● **Data shown**
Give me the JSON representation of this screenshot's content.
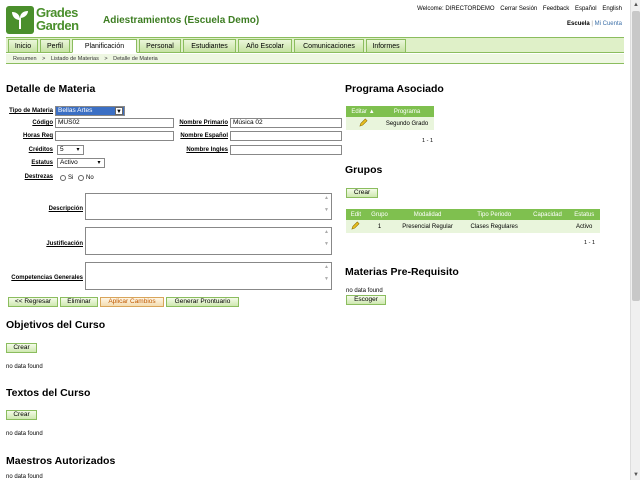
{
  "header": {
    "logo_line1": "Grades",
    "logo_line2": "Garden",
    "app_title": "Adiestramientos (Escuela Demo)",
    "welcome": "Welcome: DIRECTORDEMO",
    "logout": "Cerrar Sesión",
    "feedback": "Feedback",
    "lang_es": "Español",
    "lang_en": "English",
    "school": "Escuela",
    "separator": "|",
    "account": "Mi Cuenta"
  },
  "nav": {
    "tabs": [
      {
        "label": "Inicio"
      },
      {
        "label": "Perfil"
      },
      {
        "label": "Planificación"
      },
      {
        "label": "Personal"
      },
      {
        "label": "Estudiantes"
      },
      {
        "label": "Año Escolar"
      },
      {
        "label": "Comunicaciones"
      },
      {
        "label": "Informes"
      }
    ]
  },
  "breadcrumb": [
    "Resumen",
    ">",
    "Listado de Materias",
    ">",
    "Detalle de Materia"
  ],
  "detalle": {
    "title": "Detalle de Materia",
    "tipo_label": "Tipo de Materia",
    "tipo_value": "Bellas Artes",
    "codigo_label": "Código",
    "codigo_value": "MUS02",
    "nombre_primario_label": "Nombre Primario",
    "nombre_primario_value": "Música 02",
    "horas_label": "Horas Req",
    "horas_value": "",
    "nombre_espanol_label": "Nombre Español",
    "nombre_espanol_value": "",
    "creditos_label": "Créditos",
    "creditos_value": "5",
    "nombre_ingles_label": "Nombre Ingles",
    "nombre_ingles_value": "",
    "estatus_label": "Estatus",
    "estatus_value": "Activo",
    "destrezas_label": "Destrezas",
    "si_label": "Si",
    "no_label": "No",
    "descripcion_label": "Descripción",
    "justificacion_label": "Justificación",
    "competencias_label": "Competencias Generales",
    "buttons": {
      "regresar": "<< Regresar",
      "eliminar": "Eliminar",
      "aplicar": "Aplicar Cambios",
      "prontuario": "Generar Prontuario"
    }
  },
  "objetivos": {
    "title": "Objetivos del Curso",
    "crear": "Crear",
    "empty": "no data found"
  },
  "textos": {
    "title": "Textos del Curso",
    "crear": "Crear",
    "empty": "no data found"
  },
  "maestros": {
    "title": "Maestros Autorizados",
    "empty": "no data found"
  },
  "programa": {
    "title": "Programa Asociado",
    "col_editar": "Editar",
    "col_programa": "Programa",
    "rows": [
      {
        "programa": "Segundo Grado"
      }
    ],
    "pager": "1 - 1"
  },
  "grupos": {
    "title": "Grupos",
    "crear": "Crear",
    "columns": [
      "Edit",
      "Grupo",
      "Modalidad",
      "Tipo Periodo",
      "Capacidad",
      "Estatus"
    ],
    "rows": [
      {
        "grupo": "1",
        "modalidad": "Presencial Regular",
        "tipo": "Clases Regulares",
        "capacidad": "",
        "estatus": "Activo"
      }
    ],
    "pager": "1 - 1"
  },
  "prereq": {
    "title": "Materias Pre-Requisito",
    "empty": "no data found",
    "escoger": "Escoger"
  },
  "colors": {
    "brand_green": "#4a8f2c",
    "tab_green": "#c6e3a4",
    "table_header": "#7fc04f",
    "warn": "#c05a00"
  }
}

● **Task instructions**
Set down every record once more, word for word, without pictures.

● **Task answer**
Give me the JSON representation of this screenshot's content.
{
  "header": {
    "logo_line1": "Grades",
    "logo_line2": "Garden",
    "app_title": "Adiestramientos (Escuela Demo)",
    "welcome": "Welcome: DIRECTORDEMO",
    "logout": "Cerrar Sesión",
    "feedback": "Feedback",
    "lang_es": "Español",
    "lang_en": "English",
    "school": "Escuela",
    "separator": "|",
    "account": "Mi Cuenta"
  },
  "nav": {
    "tabs": [
      {
        "label": "Inicio"
      },
      {
        "label": "Perfil"
      },
      {
        "label": "Planificación"
      },
      {
        "label": "Personal"
      },
      {
        "label": "Estudiantes"
      },
      {
        "label": "Año Escolar"
      },
      {
        "label": "Comunicaciones"
      },
      {
        "label": "Informes"
      }
    ]
  },
  "breadcrumb": [
    "Resumen",
    ">",
    "Listado de Materias",
    ">",
    "Detalle de Materia"
  ],
  "detalle": {
    "title": "Detalle de Materia",
    "tipo_label": "Tipo de Materia",
    "tipo_value": "Bellas Artes",
    "codigo_label": "Código",
    "codigo_value": "MUS02",
    "nombre_primario_label": "Nombre Primario",
    "nombre_primario_value": "Música 02",
    "horas_label": "Horas Req",
    "horas_value": "",
    "nombre_espanol_label": "Nombre Español",
    "nombre_espanol_value": "",
    "creditos_label": "Créditos",
    "creditos_value": "5",
    "nombre_ingles_label": "Nombre Ingles",
    "nombre_ingles_value": "",
    "estatus_label": "Estatus",
    "estatus_value": "Activo",
    "destrezas_label": "Destrezas",
    "si_label": "Si",
    "no_label": "No",
    "descripcion_label": "Descripción",
    "justificacion_label": "Justificación",
    "competencias_label": "Competencias Generales",
    "buttons": {
      "regresar": "<< Regresar",
      "eliminar": "Eliminar",
      "aplicar": "Aplicar Cambios",
      "prontuario": "Generar Prontuario"
    }
  },
  "objetivos": {
    "title": "Objetivos del Curso",
    "crear": "Crear",
    "empty": "no data found"
  },
  "textos": {
    "title": "Textos del Curso",
    "crear": "Crear",
    "empty": "no data found"
  },
  "maestros": {
    "title": "Maestros Autorizados",
    "empty": "no data found"
  },
  "programa": {
    "title": "Programa Asociado",
    "col_editar": "Editar",
    "col_programa": "Programa",
    "rows": [
      {
        "programa": "Segundo Grado"
      }
    ],
    "pager": "1 - 1"
  },
  "grupos": {
    "title": "Grupos",
    "crear": "Crear",
    "columns": [
      "Edit",
      "Grupo",
      "Modalidad",
      "Tipo Periodo",
      "Capacidad",
      "Estatus"
    ],
    "rows": [
      {
        "grupo": "1",
        "modalidad": "Presencial Regular",
        "tipo": "Clases Regulares",
        "capacidad": "",
        "estatus": "Activo"
      }
    ],
    "pager": "1 - 1"
  },
  "prereq": {
    "title": "Materias Pre-Requisito",
    "empty": "no data found",
    "escoger": "Escoger"
  },
  "colors": {
    "brand_green": "#4a8f2c",
    "tab_green": "#c6e3a4",
    "table_header": "#7fc04f",
    "warn": "#c05a00"
  }
}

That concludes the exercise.